Will a Medical Marijuana Card Show Up on a Background Check?
If you have a medical marijuana card, then you might be a bit nervous about the mention of background checks. However legal cannabis may be across the United States, it’s still uncertain if your consumption can land you in trouble or out of a job. Even though you need it for medical purposes, it’s not easy beating the stigma surrounding marijuana. The easiest way to stay under the radar is to stay in the know about your current state laws and be responsible for keeping your medical marijuana use a secret.
What is Medical Marijuana and Why would anyone need it?
On a federal level, marijuana in the United States is still considered a Schedule I substance and therefore illegal. However, state-wide policies have been regularly amended and added to include the consumption of the plant for its health benefits.
Medical marijuana has become a huge part of today’s health conversation and the estimate for cardholders is already over two million. Currently legal in twenty-nine states, along with District of Columbia and Puerto Rico, the US has been making progress towards decriminalizing the plant and understanding its assistance in medical breakthroughs.
Dubbed the “cannabis without the high”, medical marijuana does not have the psychoactive ingredient tetrahydrocannabinol (THC) responsible for the “high’ normally associated with the plant. Instead, the other components are what experts believe could help relieve people suffering from things like anxiety, PTSD, chronic pain, epilepsy seizures, and even depression. For any of these reasons, if you live in a legalized state, your doctor is able to write you a medical marijuana recommendation letter. This letter can then lead you to your state-issued medical marijuana card.
Medical Marijuana and Background Checks
It’s already pretty nerve-racking to hear the words background check. Even if you’re all in the clear and have nothing to worry about, the thought of having someone uncover your past has some discomfort. If you use medical marijuana and background checks are unavoidable, though consumption may be legal in your state, chances are you’ll still worry.
Will medical marijuana show up on a background check?
The short answer is no.
Your medical marijuana card will not show up on your background checks.

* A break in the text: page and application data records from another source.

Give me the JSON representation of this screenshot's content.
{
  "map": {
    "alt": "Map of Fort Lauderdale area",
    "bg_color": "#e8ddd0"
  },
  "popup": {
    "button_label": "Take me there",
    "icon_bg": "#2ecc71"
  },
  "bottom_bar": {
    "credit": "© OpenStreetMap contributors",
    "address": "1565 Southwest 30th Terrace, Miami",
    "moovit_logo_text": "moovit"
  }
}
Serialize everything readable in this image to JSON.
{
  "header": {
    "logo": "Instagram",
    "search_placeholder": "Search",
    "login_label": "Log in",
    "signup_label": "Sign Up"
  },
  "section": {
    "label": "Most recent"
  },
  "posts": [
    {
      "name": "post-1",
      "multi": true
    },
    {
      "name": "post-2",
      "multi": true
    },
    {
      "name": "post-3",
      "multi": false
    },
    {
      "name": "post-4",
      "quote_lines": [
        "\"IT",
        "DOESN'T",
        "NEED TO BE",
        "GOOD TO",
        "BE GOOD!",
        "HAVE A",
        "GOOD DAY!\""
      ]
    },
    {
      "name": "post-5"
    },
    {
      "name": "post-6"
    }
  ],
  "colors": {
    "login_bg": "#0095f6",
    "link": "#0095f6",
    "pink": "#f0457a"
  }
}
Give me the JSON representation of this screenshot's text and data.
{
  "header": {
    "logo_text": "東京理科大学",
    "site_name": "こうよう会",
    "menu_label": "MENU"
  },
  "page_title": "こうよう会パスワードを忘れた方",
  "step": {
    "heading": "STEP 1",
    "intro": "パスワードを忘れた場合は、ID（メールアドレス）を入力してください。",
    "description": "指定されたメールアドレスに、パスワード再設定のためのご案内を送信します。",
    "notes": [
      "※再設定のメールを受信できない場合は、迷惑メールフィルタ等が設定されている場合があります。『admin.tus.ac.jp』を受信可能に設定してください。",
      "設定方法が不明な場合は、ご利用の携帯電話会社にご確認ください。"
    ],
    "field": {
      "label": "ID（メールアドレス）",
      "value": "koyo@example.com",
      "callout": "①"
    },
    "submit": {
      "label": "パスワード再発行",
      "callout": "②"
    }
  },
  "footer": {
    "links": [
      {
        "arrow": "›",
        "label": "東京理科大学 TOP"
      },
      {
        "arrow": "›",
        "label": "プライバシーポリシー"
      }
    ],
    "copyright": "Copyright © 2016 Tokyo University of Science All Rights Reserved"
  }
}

Because your state-issued card can only be obtained by a doctor’s medical recommendation, that information is protected under the federal Health Insurance Portability and Accountability Act (HIPPA). That means that the law prevents any institution from sharing this letter and any other personal health information about you to a third party.
So in the same way someone is denied access to your health records, they will be denied access your medical cannabis information also.
Though the status of your consumption may be kept confidential under HIPPA, it’s important to know that the state-issued card is not. Even so, state officials aren’t allowed to access that information nor provide it to employers. There is no way of accessing the data without authorization and your personal information like social security number is not attached.
That means, when you head to a dispensary, they can only access the database to see if your card is valid but nothing else concerning your health or personal information.
So, do employers know if you have a medical marijuana card after they run a background check for you?
No, they do not.
Under no circumstance is your employer able to gain access to that kind of confidential information. Neither will a future landlord or bank lender have access to it either. Even if you use the company’s doctor and it is uncovered in your medical report, the doctor is not at liberty to share this confidential information with your employer.
Your information is well protected, though it’s your responsibility to use common sense and keep your cannabis consumption under the radar.
Even if your employer is not able to get their hands on your medical cannabis records, it doesn’t mean you should forget about using some discretion towards your circumstances.
For example, it’s not the best idea to frequent a cannabis dispensary near your workplace where a co-worker or supervisor can see you entering or exiting the building. Nor is it a smart idea to portray your consumption on social media platforms. People talk and it may get around back to your boss.
It’s also useful to keep in mind that even while your background check doesn’t reveal your marijuana consumption, a random drug test will. It’s common for some employers to administer drug tests before and even sometimes after they’ve hired employees. Because federal law still states marijuana is illegal, in all forms, if you fail a work-mandated drug test, you can be fired despite having a prescription. Currently, only Arizona and Delaware have laws against companies taking adverse action against employees for medical marijuana use (as long as it does not impact their job). Other states do not afford such protection. For example, Colorado court ruled in favor of terminating employees for medical marijuana use.
Be smart about your cannabis consumption and take steps to keep work as professional as possible.
Just in Case
If you’re still unconvinced about the confidentiality of the HIPPA, a great way to find out if your medical card shows up is by giving yourself a background check. You can uncover everything an employer will have access to and it’s a pretty easy process. The first step is finding one of the best background check websites and filling out your information. You would only need your name, social security number and just like that, you’ll have the same report your boss, landlord or bank lender will see.
Even though medical marijuana is legal in many states, and some states are still making progressive steps towards decriminalization, stay in the know. As a cannabis consumer, it’s your responsibility to keep your consumption under wraps and while your health records will be padlocked from anyone on the outside looking in, use discretion, some common sense and stay tuned to your state’s legislation changes.